*ASSIGNED TASK*:
Go through each line of the records below and count those with the word "JSON". Give only the count.
---
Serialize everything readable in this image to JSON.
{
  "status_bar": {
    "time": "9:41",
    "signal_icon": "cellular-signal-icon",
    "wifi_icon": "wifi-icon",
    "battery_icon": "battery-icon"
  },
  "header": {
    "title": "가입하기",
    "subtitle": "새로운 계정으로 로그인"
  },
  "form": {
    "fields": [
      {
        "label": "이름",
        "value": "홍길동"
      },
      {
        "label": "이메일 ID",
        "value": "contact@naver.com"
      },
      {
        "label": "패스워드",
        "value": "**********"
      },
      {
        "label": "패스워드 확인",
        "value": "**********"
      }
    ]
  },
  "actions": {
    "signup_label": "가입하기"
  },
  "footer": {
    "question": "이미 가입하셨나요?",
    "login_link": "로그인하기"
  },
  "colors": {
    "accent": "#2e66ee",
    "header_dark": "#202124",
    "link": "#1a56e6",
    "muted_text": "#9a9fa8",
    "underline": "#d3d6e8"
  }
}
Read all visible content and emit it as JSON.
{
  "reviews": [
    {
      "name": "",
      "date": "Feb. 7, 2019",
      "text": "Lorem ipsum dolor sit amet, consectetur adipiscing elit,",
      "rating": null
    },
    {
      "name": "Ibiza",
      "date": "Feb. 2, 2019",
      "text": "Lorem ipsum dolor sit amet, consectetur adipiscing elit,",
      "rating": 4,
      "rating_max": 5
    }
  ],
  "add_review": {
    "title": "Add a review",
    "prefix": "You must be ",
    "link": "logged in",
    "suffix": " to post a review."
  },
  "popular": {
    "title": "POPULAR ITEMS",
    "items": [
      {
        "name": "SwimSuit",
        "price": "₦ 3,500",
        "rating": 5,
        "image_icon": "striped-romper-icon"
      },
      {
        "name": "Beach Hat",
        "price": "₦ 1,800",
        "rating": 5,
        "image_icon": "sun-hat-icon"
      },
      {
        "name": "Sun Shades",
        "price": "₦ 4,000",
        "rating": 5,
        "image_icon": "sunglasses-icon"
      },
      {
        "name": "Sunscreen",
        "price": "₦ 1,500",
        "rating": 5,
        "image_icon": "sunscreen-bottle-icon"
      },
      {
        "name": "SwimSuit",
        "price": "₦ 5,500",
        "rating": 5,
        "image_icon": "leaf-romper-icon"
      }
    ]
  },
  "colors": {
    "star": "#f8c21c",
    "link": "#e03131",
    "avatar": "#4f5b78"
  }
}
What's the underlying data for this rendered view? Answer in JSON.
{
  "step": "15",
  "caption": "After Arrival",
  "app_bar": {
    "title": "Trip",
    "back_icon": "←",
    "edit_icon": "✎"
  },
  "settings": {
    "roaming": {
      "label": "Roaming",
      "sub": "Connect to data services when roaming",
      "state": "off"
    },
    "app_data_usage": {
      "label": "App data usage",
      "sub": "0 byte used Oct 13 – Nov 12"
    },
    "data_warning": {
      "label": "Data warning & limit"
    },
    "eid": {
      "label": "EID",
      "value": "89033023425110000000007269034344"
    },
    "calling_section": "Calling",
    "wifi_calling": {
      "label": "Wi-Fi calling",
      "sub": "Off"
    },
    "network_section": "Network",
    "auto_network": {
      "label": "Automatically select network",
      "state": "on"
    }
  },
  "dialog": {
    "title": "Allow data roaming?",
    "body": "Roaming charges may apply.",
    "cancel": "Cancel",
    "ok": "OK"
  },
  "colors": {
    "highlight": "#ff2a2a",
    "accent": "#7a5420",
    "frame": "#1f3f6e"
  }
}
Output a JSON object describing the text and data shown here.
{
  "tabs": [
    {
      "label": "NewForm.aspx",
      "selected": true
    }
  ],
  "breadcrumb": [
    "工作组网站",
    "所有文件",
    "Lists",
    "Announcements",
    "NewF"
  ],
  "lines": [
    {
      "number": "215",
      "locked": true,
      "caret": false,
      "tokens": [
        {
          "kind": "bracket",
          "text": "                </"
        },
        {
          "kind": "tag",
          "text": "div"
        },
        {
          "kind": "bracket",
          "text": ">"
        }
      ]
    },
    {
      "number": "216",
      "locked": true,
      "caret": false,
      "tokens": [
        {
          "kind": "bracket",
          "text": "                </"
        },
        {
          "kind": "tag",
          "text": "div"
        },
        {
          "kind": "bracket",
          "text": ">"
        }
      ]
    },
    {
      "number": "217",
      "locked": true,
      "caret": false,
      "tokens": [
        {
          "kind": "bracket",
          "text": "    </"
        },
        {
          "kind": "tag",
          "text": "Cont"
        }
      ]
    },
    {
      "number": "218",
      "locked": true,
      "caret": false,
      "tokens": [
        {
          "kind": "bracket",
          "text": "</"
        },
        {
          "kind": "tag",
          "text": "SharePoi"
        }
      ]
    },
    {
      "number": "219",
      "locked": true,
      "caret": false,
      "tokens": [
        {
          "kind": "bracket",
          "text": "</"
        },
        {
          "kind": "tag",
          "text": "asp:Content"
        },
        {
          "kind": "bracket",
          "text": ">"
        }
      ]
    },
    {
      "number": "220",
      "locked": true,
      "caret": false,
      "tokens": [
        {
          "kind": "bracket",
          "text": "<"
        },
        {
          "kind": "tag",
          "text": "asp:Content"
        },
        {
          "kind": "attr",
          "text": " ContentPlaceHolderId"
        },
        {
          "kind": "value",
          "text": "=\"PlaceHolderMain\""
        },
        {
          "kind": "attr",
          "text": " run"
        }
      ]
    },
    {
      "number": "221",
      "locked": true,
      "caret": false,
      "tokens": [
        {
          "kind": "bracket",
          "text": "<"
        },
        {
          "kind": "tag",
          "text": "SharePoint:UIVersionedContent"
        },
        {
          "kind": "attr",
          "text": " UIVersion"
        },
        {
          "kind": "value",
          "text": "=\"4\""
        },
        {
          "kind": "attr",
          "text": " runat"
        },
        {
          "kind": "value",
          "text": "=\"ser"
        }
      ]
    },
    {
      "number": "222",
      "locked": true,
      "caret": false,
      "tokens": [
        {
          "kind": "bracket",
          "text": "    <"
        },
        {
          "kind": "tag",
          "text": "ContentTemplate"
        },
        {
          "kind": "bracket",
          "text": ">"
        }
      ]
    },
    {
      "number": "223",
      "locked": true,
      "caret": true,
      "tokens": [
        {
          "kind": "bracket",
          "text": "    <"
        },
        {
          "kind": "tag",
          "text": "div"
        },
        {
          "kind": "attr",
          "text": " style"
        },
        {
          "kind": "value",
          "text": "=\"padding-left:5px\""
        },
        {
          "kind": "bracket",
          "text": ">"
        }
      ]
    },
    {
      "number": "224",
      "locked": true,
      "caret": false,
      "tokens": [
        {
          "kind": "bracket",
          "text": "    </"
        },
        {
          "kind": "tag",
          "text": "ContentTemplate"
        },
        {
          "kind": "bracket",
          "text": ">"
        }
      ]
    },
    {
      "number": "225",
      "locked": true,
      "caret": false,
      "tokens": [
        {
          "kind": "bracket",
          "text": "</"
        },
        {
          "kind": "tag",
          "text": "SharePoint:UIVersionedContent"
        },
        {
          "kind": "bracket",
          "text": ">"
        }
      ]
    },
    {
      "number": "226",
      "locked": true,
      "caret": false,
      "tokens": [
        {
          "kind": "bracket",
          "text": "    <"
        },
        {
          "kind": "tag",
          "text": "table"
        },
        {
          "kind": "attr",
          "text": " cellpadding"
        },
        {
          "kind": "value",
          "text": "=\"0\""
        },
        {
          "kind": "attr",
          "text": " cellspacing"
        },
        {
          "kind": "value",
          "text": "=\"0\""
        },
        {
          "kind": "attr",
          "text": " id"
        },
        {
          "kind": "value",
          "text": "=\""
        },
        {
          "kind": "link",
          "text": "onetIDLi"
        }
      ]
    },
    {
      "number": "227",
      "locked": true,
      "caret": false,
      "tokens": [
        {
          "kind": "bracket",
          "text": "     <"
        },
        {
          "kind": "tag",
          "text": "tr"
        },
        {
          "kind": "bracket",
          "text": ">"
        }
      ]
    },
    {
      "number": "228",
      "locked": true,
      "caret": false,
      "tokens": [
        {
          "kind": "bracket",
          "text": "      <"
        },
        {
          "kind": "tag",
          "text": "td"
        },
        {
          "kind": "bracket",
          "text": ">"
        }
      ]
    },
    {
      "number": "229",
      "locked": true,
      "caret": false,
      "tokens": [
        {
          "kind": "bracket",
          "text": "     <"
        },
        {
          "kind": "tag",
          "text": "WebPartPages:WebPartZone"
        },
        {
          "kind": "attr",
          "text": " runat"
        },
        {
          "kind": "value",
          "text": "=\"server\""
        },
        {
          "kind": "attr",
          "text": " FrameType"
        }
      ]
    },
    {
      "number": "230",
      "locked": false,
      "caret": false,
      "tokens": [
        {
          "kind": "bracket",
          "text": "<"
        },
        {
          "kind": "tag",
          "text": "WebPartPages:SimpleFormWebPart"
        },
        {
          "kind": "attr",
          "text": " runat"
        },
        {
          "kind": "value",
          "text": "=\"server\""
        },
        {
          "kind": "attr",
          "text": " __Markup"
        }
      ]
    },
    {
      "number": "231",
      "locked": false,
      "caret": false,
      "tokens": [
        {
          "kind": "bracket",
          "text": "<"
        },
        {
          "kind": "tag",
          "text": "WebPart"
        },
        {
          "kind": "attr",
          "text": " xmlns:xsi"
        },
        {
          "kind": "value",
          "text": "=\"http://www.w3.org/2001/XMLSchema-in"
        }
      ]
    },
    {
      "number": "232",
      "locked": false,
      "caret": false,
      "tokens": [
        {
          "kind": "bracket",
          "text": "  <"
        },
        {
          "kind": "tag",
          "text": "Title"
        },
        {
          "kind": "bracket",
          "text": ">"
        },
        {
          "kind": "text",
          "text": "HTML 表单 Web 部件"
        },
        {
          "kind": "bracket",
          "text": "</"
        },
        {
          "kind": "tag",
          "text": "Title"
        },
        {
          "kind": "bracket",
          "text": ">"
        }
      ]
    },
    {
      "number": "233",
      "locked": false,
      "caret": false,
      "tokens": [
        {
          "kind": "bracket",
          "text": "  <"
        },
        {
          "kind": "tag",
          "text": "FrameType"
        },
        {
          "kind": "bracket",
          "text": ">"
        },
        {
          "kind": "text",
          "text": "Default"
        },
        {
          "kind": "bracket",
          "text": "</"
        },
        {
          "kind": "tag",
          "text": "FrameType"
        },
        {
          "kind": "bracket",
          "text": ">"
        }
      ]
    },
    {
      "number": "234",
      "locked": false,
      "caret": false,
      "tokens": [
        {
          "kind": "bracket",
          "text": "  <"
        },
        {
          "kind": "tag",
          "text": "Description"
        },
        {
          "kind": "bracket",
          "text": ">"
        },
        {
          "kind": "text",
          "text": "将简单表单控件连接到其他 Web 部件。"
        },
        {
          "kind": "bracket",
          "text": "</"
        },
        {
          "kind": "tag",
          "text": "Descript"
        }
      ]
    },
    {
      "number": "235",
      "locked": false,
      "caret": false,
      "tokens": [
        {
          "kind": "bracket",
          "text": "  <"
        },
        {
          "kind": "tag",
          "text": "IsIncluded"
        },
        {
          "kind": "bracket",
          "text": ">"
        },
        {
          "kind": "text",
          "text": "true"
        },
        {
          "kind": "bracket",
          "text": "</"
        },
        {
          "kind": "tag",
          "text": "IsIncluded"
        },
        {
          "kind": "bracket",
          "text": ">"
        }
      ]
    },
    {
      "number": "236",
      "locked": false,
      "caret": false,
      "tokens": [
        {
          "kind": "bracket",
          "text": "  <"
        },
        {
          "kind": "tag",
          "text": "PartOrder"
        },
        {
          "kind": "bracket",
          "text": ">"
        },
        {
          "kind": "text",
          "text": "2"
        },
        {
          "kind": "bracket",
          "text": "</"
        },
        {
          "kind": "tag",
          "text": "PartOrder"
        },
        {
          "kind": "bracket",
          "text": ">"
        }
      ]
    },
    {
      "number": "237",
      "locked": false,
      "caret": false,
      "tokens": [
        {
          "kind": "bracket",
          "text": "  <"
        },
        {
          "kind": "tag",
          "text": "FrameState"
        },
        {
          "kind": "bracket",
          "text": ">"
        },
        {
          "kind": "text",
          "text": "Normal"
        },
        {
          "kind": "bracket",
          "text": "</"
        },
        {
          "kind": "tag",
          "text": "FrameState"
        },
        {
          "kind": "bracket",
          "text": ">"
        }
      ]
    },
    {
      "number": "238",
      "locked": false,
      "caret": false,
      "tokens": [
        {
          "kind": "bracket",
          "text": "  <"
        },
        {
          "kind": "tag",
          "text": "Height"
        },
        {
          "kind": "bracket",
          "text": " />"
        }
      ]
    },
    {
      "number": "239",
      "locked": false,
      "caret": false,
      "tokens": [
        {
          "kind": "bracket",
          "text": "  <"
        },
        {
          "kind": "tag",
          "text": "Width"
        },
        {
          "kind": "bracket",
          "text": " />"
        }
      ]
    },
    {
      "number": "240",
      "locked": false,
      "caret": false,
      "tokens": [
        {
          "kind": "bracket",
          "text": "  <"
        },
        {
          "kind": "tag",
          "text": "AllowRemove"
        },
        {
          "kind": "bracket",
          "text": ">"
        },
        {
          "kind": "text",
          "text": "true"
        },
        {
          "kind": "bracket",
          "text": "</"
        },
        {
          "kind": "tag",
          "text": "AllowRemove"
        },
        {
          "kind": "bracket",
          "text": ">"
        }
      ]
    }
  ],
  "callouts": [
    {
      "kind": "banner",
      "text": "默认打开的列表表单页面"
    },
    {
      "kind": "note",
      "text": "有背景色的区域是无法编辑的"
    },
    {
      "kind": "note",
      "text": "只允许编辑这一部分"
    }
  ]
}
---
*ANSWER FOR THE TASK*:
4